Before you return the entries below, strip out the pictures and keep all else exact.
START Supplied material
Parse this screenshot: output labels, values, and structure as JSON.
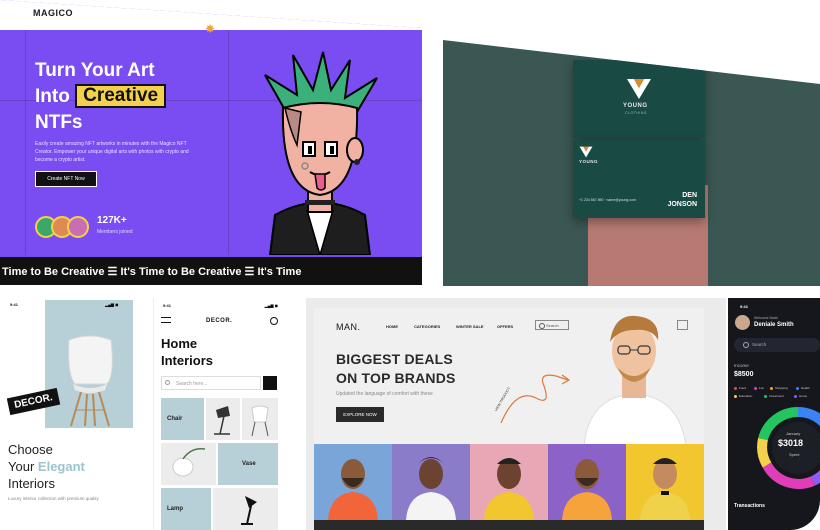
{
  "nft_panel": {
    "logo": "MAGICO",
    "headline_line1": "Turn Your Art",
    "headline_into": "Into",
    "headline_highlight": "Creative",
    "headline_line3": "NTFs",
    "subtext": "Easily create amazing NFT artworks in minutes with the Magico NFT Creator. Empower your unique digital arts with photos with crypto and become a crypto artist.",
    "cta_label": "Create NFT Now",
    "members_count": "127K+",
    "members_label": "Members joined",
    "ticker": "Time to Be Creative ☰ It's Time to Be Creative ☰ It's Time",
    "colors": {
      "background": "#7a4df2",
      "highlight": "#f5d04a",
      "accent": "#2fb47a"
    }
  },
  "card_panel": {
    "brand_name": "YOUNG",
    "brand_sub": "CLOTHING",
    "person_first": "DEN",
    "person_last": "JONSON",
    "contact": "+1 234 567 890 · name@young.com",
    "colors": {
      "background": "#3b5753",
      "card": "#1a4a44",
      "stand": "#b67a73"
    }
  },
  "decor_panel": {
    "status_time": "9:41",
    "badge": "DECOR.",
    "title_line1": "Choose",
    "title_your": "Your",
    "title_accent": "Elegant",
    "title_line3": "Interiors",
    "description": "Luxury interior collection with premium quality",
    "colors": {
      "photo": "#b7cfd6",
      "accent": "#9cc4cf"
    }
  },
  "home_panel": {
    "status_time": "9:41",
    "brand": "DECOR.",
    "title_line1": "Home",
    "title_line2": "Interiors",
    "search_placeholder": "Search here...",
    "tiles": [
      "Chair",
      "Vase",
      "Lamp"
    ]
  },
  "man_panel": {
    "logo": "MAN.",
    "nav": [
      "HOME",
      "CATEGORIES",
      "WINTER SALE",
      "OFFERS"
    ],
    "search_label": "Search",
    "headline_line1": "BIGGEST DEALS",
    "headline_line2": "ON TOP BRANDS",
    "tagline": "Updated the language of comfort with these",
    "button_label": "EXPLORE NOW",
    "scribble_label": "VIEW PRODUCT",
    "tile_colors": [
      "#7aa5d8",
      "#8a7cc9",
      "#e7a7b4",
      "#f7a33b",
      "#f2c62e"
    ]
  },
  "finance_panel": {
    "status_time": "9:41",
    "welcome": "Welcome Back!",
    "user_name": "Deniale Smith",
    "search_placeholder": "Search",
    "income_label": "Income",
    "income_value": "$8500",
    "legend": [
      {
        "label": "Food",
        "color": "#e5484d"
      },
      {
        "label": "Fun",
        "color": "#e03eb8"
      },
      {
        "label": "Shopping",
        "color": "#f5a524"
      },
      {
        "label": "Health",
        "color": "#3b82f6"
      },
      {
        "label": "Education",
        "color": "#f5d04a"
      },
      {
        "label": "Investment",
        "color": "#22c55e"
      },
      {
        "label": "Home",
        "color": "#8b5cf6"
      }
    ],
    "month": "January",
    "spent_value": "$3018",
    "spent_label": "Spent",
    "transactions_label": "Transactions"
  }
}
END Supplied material
Task result:
Parse this screenshot: output labels, values, and structure as JSON.
{
  "nft_panel": {
    "logo": "MAGICO",
    "headline_line1": "Turn Your Art",
    "headline_into": "Into",
    "headline_highlight": "Creative",
    "headline_line3": "NTFs",
    "subtext": "Easily create amazing NFT artworks in minutes with the Magico NFT Creator. Empower your unique digital arts with photos with crypto and become a crypto artist.",
    "cta_label": "Create NFT Now",
    "members_count": "127K+",
    "members_label": "Members joined",
    "ticker": "Time to Be Creative ☰ It's Time to Be Creative ☰ It's Time",
    "colors": {
      "background": "#7a4df2",
      "highlight": "#f5d04a",
      "accent": "#2fb47a"
    }
  },
  "card_panel": {
    "brand_name": "YOUNG",
    "brand_sub": "CLOTHING",
    "person_first": "DEN",
    "person_last": "JONSON",
    "contact": "+1 234 567 890 · name@young.com",
    "colors": {
      "background": "#3b5753",
      "card": "#1a4a44",
      "stand": "#b67a73"
    }
  },
  "decor_panel": {
    "status_time": "9:41",
    "badge": "DECOR.",
    "title_line1": "Choose",
    "title_your": "Your",
    "title_accent": "Elegant",
    "title_line3": "Interiors",
    "description": "Luxury interior collection with premium quality",
    "colors": {
      "photo": "#b7cfd6",
      "accent": "#9cc4cf"
    }
  },
  "home_panel": {
    "status_time": "9:41",
    "brand": "DECOR.",
    "title_line1": "Home",
    "title_line2": "Interiors",
    "search_placeholder": "Search here...",
    "tiles": [
      "Chair",
      "Vase",
      "Lamp"
    ]
  },
  "man_panel": {
    "logo": "MAN.",
    "nav": [
      "HOME",
      "CATEGORIES",
      "WINTER SALE",
      "OFFERS"
    ],
    "search_label": "Search",
    "headline_line1": "BIGGEST DEALS",
    "headline_line2": "ON TOP BRANDS",
    "tagline": "Updated the language of comfort with these",
    "button_label": "EXPLORE NOW",
    "scribble_label": "VIEW PRODUCT",
    "tile_colors": [
      "#7aa5d8",
      "#8a7cc9",
      "#e7a7b4",
      "#f7a33b",
      "#f2c62e"
    ]
  },
  "finance_panel": {
    "status_time": "9:41",
    "welcome": "Welcome Back!",
    "user_name": "Deniale Smith",
    "search_placeholder": "Search",
    "income_label": "Income",
    "income_value": "$8500",
    "legend": [
      {
        "label": "Food",
        "color": "#e5484d"
      },
      {
        "label": "Fun",
        "color": "#e03eb8"
      },
      {
        "label": "Shopping",
        "color": "#f5a524"
      },
      {
        "label": "Health",
        "color": "#3b82f6"
      },
      {
        "label": "Education",
        "color": "#f5d04a"
      },
      {
        "label": "Investment",
        "color": "#22c55e"
      },
      {
        "label": "Home",
        "color": "#8b5cf6"
      }
    ],
    "month": "January",
    "spent_value": "$3018",
    "spent_label": "Spent",
    "transactions_label": "Transactions"
  }
}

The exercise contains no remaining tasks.